SOURCE RECORDS -

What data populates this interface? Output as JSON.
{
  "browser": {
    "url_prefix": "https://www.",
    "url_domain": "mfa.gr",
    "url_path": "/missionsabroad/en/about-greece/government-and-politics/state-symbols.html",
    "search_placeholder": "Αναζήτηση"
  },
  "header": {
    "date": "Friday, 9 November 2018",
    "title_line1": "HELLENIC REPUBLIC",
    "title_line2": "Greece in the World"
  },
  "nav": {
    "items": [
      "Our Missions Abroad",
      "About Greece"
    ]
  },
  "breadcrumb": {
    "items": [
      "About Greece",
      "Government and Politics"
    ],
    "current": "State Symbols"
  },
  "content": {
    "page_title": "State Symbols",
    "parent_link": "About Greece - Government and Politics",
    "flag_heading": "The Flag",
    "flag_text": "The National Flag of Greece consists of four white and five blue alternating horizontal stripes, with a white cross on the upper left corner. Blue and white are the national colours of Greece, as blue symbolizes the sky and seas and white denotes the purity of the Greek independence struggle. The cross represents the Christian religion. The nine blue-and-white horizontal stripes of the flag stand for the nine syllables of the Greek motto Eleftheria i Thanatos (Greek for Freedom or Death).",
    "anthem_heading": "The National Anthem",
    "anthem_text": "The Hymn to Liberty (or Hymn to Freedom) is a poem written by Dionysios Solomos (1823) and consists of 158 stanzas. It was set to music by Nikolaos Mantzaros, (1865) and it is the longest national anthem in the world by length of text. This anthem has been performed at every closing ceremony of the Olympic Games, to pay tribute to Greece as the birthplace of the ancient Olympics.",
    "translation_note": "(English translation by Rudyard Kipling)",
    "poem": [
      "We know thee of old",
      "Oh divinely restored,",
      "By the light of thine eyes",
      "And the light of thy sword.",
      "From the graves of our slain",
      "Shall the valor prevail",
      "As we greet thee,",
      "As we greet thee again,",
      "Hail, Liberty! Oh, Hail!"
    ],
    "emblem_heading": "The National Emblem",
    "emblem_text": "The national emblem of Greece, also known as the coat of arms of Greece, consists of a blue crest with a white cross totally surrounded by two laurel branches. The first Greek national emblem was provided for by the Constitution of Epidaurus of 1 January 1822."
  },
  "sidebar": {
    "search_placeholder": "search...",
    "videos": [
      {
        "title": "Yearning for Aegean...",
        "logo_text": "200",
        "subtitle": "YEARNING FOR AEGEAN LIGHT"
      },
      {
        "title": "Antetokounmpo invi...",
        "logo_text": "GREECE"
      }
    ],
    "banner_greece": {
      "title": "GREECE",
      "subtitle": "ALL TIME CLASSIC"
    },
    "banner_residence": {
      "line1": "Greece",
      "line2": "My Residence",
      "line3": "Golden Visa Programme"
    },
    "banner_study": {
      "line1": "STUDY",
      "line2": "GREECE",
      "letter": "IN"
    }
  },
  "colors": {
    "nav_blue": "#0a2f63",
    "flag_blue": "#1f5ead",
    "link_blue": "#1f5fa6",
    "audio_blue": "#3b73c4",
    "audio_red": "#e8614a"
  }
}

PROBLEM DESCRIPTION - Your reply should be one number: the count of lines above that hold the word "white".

WRITTEN ANSWER - 2